Puerto Rico: The Road to Recovery

By Jake Mawhinney and Isabella Longo
SEPT 21, 2018  

In mid September 2017, Cyclone Maria seemed to be hurtling towards the tropical island of Puerto Rico. As the days progressed, it became apparent the immensely strong storm was going to make landfall on Puerto Rican soil. The island began preparing. Some evacuated as quickly as possible. Most bought canned goods, water, and other hurricane essentials, but no one knew how long the hurricane would truly keep them trapped inside their homes. Some houses were boarded up and sand bags were placed around the perimeters. People who took these precautions believed their homes would be safe. Others were not lucky enough to have acquired these supplies. Those that did not have the resources to properly prepare their homes were left to hope their families and possessions would survive the brutal storm.

Pictured is the damage outside of a Puerto Rican home. Photo Credit: Josephina Llenin Longo

On September 20, 2017, the category four hurricane struck the island with full force.  After days of heavy rain, gigantic waves, spontaneous tornadoes, mudslides and 155 mph winds, the island went quiet. Weary citizens pushed out of the collapsed foliage that barricaded their homes. As a result of the storm, electrical power and internet were luxuries of the past. Not many outgoing calls were able to be made. Not only did Puerto Ricans have to worry about the devastation caused to their cities, they had to worry about public security. Gang activity was a concern. Others began robbing homes for any valuables. Law enforcement had a hard time reaching those in need due to the damaged or blocked roads. Recovery efforts began relatively quickly in larger cities, such as San Juan, but some impoverished communities did not experience the extent of this relief. Josefina Llenin Longo, a resident of Mayagüez told Raider Review, “My life after [Hurricane] Maria was a 360 degree turn. No power, no water, no internet, no house line phone calls. I couldn’t communicate with the rest of the world [where her children lived]. I was privileged because we didn’t suffer any major losses

Residents of Mayagüez begin to clear foliage out of their roads.
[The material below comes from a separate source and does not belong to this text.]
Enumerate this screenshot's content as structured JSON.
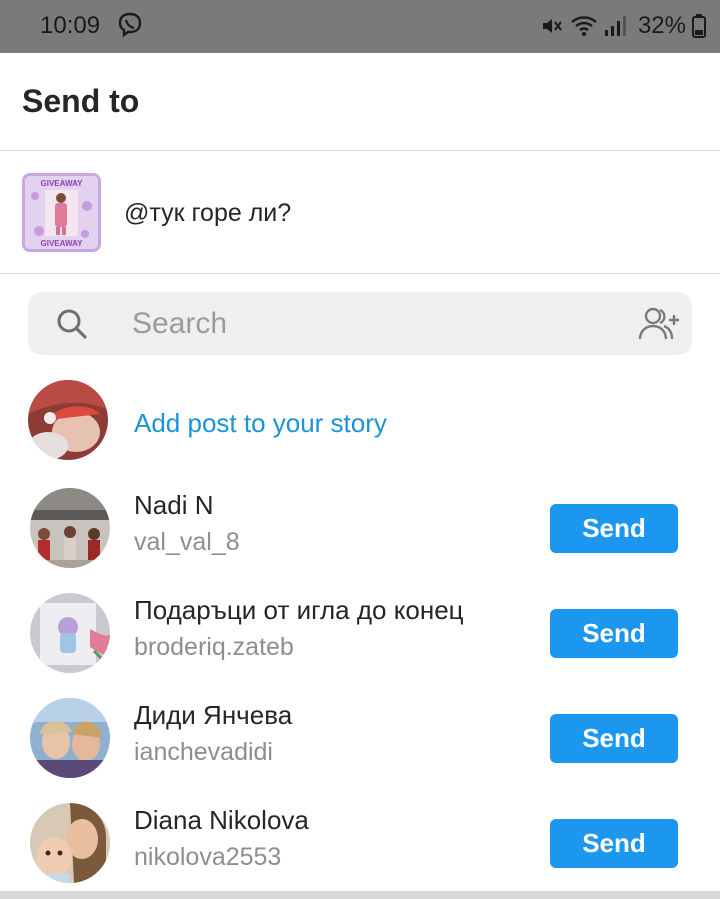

Photo Credit: Josephina Llenin Longo

and we had no water damage. We had a roof, food, and water.”  Citizens in remote towns, such as El Yune, were not as lucky.

According to World Vision the assumed death toll after the storm was 64. As the relief efforts continued, it was discovered that at least 4,600 people had lost their lives due to the storm and its effects. Although Puerto Rico received relief funds, there have been questions about how the money was distributed.

It took almost 11 months to restore power, and some small towns still do not have power, according to CNN reporters  Leyla Santiago and Natalie Gallón. Meanwhile the electrical company PREPA states, “The residence, domicile and principal office of the Authority shall be in the City of  San Juan, Puerto Rico, but its business may be conducted and offices for the purpose may be located both in San Juan and elsewhere.” Though offices are spread throughout the island, as of August 14, according to the CNN report, PREPA has yet to reach those in need. Almost a year after it made landfall, Hurricane Maria has left an everlasting footprint upon the island of Puerto Rico.